Today, seven out of ten people throughout the world are familiar with the OMEGA watch brand - a truly amazing rate of awareness to which few other watch brands can lay claim. The reason behind this success is said to be the reliably fine quality of every OMEGA watch. From its modest beginnings in La Chaux-de-Fonds in 1848 the assembly workshop created by 23-year-old Louis Brandt gradually gained renown. Louis Brandt assembled key-wound precision pocket watches from parts supplied by local craftsmen. After Louis Brandt's death in 1879, his two sons Louis-Paul and Cesar took over control of the business.
Louis-Paul and CÚsar Brandt both died in 1903, leaving one of Switzerland's largest watch companies - with 240,000 watches produced annually and employing 800 people - in the hands of four young people, the oldest of whom was Paul-Emile Brandt. The economic difficulties brought on by the First World War would lead him to work actively from 1925 toward the union of OMEGA and Tissot then to their merger in 1930 within the group SSIH. By the seventies, SSIH had become Switzerland's no 1 producer of finished watches and no 3 in the world. The severe monetary crisis and recession of 1975 to 1980, SSIH was bailed out by the banks in 1981. In 1985 the holding company was taken over by a group of private investors. Immediately renamed SMH, Societe suisse de microelectronique et d'horlogerie, the new group achieved rapid growth and success to become today's top watch producer in the world. Named Swatch Group in 1998, it now includes Blancpain and Breguet. Dynamic and flourishing, OMEGA remains one of its most prestigious flagship brands.

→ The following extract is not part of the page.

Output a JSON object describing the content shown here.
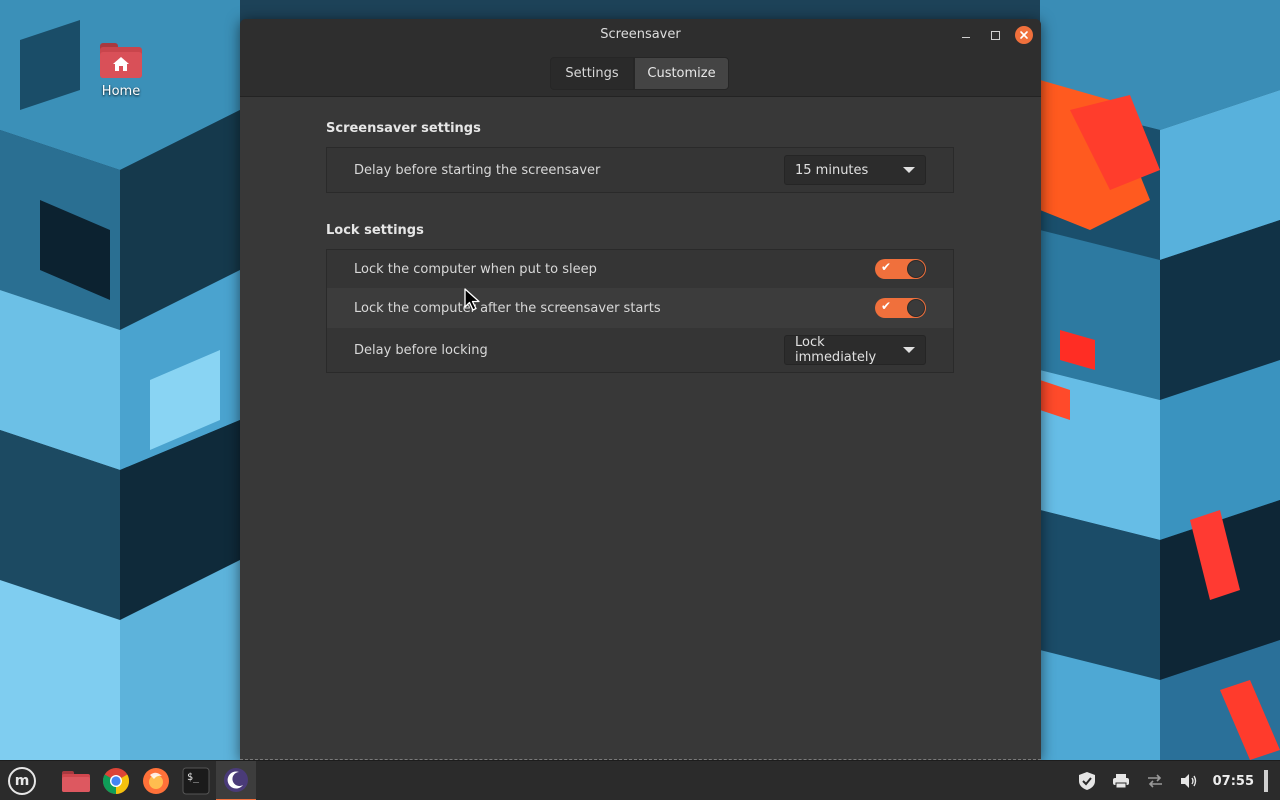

1st March 1965 - OMEGA's Speedmaster chronograph was "flight-qualified by NASA for all manned space missions" as the only wristwatch to have withstood all of the U.S. space agency's severe tests. On 21 July 1969 - 02:56 GMT, the Speedmaster records man's first steps on the Moon's surface. The Speedmaster became the first watch (and the only watch since) to be worn on the Moon. With this unique accomplishment came a unique nickname: the Moon Watch. April 1970 - the OMEGA Speedmaster rescued the Apollo 13 mission from a potential disaster, earning OMEGA the "Snoopy Award".

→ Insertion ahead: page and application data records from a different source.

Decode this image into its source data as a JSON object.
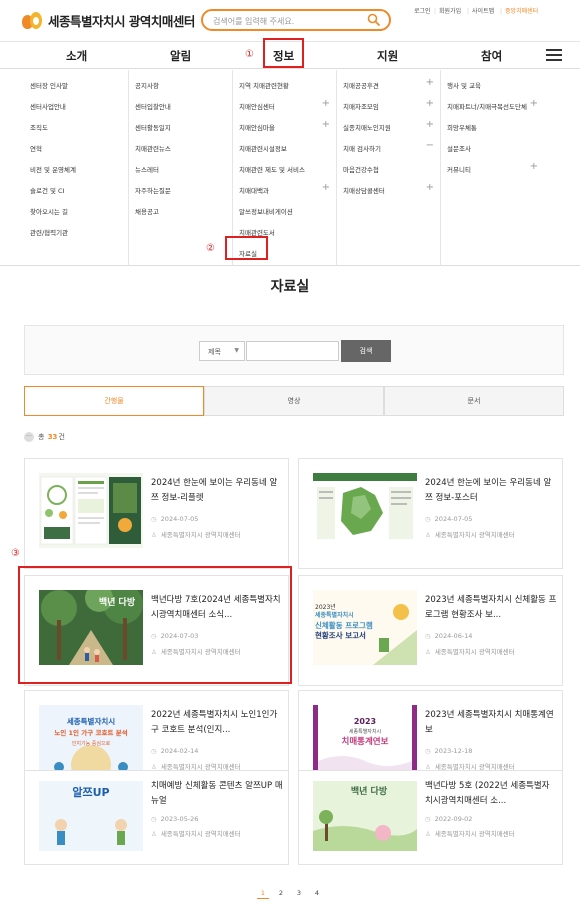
{
  "header": {
    "logo_text": "세종특별자치시 광역치매센터",
    "search_placeholder": "검색어를 입력해 주세요.",
    "util": [
      "로그인",
      "회원가입",
      "사이트맵",
      "중앙치매센터"
    ]
  },
  "gnb": {
    "items": [
      "소개",
      "알림",
      "정보",
      "지원",
      "참여"
    ],
    "active": "정보"
  },
  "steps": [
    "①",
    "②",
    "③"
  ],
  "mega_menu": {
    "col1": [
      "센터장 인사말",
      "센터사업안내",
      "조직도",
      "연혁",
      "비전 및 운영체계",
      "슬로건 및 CI",
      "찾아오시는 길",
      "관련/협력기관"
    ],
    "col2": [
      "공지사항",
      "센터입찰안내",
      "센터활동일지",
      "치매관련뉴스",
      "뉴스레터",
      "자주하는질문",
      "채용공고"
    ],
    "col3": [
      "지역 치매관련현황",
      "치매안심센터",
      "치매안심마을",
      "치매관련시설정보",
      "치매관련 제도 및 서비스",
      "치매대백과",
      "알쓰정보내비게이션",
      "치매관련도서",
      "자료실"
    ],
    "col4": [
      "치매공공후견",
      "치매자조모임",
      "실종치매노인지원",
      "치매 검사하기",
      "마음건강수첩",
      "치매상담콜센터"
    ],
    "col5": [
      "행사 및 교육",
      "치매파트너/치매극복선도단체",
      "희망우체통",
      "설문조사",
      "커뮤니티"
    ]
  },
  "page_title": "자료실",
  "search": {
    "select_value": "제목",
    "button": "검색"
  },
  "tabs": [
    "간행물",
    "영상",
    "문서"
  ],
  "total": {
    "prefix": "총",
    "count": "33",
    "suffix": "건"
  },
  "cards": [
    {
      "title": "2024년 한눈에 보이는 우리동네 알쯔 정보-리플렛",
      "date": "2024-07-05",
      "org": "세종특별자치시 광역치매센터"
    },
    {
      "title": "2024년 한눈에 보이는 우리동네 알쯔 정보-포스터",
      "date": "2024-07-05",
      "org": "세종특별자치시 광역치매센터"
    },
    {
      "title": "백년다방 7호(2024년 세종특별자치시광역치매센터 소식...",
      "date": "2024-07-03",
      "org": "세종특별자치시 광역치매센터",
      "thumb_text": "백년 다방"
    },
    {
      "title": "2023년 세종특별자치시 신체활동 프로그램 현황조사 보...",
      "date": "2024-06-14",
      "org": "세종특별자치시 광역치매센터",
      "thumb_lines": [
        "2023년",
        "세종특별자치시",
        "신체활동 프로그램",
        "현황조사 보고서"
      ]
    },
    {
      "title": "2022년 세종특별자치시 노인1인가구 코호트 분석(인지...",
      "date": "2024-02-14",
      "org": "세종특별자치시 광역치매센터",
      "thumb_lines": [
        "세종특별자치시",
        "노인 1인 가구 코호트 분석",
        "인지기능 중심으로"
      ]
    },
    {
      "title": "2023년 세종특별자치시 치매통계연보",
      "date": "2023-12-18",
      "org": "세종특별자치시 광역치매센터",
      "thumb_lines": [
        "2023",
        "세종특별자치시",
        "치매통계연보"
      ]
    },
    {
      "title": "치매예방 신체활동 콘텐츠 알쯔UP 매뉴얼",
      "date": "2023-05-26",
      "org": "세종특별자치시 광역치매센터",
      "thumb_text": "알쯔UP"
    },
    {
      "title": "백년다방 5호 (2022년 세종특별자치시광역치매센터 소...",
      "date": "2022-09-02",
      "org": "세종특별자치시 광역치매센터",
      "thumb_text": "백년 다방"
    }
  ],
  "pagination": [
    "1",
    "2",
    "3",
    "4"
  ],
  "colors": {
    "accent": "#f08a28",
    "highlight": "#e02020"
  }
}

1948 saw the advent of the Seamaster, Seamaster 300 in 1957, In 1981, the newly launched Seamaster 120 set a new world free dive record at a depth of 101 metres. The Seamaster is also famous for being the choice watch for James Bond.
Current Omega Models

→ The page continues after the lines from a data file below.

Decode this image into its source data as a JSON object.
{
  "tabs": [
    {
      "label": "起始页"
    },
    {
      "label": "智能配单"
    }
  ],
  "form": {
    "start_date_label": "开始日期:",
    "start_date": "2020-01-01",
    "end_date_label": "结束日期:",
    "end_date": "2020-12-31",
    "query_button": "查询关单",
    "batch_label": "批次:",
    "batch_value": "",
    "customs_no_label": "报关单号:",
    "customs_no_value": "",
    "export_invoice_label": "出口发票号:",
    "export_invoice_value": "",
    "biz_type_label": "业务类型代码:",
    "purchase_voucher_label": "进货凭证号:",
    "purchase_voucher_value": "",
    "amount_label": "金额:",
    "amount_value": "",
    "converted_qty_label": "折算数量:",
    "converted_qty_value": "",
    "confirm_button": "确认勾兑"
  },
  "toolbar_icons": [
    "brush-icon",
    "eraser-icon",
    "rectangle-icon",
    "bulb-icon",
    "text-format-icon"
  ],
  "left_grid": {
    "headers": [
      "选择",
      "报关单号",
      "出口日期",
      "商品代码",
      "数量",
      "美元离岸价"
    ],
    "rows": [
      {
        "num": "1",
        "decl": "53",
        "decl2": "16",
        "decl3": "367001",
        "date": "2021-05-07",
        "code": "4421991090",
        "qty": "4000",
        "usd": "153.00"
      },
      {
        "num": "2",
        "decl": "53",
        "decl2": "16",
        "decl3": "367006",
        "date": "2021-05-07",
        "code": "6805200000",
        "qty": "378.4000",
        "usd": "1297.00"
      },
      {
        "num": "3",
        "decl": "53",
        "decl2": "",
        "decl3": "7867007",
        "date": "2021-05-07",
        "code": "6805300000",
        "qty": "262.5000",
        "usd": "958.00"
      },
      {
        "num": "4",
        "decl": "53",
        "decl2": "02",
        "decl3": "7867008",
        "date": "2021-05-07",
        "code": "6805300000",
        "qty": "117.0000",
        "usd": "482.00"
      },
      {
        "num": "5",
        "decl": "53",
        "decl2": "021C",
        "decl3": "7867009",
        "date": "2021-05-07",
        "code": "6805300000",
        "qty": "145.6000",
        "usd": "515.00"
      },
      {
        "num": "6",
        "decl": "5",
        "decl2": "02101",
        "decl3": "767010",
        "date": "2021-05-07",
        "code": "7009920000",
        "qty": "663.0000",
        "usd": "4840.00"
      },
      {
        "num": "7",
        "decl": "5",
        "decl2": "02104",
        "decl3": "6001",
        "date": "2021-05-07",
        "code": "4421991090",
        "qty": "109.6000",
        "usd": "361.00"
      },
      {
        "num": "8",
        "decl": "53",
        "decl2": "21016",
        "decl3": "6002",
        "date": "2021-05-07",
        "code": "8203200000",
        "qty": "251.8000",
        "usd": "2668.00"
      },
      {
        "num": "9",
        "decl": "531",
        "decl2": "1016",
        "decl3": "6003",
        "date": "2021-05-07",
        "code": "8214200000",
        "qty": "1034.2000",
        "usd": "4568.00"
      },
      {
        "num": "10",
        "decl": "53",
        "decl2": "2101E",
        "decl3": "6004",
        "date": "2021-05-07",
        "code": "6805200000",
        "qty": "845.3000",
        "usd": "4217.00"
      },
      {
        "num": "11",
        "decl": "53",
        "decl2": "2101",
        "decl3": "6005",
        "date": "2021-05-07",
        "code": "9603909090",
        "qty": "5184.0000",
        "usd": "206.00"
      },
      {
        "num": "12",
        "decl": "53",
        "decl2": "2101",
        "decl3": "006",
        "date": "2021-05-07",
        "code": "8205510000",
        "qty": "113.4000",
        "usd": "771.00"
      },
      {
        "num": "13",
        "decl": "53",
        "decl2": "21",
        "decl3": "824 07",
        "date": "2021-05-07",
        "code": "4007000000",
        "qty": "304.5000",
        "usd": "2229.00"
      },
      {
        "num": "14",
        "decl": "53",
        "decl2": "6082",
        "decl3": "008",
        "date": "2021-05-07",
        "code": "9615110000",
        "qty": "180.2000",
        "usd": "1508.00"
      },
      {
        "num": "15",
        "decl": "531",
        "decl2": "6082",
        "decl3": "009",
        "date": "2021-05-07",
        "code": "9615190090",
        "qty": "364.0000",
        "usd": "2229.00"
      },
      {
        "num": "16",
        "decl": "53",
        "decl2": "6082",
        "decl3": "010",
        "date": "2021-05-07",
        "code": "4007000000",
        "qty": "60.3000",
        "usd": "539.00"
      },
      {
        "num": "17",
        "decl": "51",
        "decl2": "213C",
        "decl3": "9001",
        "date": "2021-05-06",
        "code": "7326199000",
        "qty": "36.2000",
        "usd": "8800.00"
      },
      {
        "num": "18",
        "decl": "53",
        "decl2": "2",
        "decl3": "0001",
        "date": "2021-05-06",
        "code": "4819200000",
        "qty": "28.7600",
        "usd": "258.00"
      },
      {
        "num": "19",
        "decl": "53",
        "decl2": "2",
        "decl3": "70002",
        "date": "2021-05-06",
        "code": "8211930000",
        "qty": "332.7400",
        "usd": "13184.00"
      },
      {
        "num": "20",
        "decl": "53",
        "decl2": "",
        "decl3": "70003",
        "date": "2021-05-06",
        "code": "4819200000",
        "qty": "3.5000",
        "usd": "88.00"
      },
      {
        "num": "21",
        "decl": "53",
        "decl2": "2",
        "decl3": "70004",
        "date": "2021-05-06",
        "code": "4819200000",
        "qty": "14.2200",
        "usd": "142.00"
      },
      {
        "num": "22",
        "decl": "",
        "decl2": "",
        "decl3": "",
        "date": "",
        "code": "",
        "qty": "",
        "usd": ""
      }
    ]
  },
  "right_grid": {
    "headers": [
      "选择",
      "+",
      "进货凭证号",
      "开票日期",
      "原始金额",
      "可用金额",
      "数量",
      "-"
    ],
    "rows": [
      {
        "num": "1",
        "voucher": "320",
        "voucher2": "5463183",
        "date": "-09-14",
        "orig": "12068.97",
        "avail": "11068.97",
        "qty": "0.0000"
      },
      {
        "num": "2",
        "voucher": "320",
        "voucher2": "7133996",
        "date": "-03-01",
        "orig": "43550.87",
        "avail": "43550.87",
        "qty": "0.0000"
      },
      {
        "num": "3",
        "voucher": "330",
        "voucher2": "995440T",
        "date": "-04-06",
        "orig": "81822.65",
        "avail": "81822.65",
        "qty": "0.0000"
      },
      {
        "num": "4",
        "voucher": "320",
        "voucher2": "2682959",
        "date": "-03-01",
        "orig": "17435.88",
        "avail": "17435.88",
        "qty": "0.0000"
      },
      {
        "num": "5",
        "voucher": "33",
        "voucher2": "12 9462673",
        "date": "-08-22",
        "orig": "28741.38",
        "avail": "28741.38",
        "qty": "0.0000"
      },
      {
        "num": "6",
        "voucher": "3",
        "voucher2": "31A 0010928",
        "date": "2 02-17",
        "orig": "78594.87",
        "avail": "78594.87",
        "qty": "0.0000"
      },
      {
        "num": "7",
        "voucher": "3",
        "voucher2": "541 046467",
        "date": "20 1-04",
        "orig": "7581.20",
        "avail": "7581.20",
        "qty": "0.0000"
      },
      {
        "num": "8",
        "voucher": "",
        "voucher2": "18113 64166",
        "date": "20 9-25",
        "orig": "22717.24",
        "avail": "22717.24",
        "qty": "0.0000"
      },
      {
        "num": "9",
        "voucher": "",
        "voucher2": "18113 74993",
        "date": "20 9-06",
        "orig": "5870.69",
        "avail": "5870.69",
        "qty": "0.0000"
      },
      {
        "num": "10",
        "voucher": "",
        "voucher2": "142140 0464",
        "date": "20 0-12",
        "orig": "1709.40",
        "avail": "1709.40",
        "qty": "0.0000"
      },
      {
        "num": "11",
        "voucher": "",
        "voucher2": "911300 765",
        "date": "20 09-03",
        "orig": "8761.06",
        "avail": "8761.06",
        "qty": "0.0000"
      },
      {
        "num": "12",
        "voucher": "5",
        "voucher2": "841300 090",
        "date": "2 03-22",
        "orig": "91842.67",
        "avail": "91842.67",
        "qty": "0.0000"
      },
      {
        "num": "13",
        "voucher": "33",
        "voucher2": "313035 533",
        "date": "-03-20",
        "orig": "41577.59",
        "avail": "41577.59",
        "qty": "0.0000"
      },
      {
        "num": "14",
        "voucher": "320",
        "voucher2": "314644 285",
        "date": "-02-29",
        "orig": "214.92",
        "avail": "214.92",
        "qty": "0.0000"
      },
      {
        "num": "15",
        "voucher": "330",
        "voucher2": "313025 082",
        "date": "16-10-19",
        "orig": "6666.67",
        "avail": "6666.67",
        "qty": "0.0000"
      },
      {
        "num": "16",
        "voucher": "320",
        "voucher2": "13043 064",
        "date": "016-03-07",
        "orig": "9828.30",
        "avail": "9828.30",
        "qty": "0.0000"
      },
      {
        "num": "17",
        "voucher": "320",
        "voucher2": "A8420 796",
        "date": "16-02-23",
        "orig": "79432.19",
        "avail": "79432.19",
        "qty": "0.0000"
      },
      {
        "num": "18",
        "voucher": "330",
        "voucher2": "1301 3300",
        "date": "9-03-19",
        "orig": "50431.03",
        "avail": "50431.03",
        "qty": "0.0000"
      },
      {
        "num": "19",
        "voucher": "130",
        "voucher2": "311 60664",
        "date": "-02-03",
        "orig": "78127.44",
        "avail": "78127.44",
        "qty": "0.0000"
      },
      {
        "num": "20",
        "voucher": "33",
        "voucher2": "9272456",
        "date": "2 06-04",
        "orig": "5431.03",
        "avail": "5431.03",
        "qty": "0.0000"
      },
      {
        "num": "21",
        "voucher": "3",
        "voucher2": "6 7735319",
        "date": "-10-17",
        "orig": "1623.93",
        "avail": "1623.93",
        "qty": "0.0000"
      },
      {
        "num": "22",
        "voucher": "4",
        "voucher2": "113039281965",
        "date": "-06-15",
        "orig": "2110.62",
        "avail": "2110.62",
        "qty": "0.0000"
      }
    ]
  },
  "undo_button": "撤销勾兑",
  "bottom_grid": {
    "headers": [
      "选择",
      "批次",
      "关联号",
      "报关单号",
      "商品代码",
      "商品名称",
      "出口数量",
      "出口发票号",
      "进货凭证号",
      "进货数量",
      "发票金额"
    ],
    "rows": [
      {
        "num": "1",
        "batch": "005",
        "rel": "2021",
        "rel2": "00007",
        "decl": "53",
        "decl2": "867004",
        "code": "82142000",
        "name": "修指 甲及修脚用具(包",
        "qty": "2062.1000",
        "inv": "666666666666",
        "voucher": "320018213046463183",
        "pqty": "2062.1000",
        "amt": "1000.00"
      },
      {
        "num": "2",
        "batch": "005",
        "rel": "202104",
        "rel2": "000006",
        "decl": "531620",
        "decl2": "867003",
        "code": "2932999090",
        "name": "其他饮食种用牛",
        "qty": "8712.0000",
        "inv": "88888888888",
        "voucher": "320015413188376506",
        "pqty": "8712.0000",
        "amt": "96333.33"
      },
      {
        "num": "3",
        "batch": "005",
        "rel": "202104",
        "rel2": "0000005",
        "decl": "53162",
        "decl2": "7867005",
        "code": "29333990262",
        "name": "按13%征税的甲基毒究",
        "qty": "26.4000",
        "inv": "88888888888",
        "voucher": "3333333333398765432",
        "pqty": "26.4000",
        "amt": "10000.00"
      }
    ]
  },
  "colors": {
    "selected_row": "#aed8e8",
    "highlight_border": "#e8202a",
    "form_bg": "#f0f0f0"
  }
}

The current Omega collection include Constellation, Seamaster, Seamaster GMT, Chrono Diver, Diver Chronometer, Racing Chronometer, Aqua Terra Chronometer, Apnea, Aqua Terra Railmaster, X-33, Speedmaster Professional, Moon Phase, Broad Arrow, Legend, and De Ville Co-Axial Power Reserve.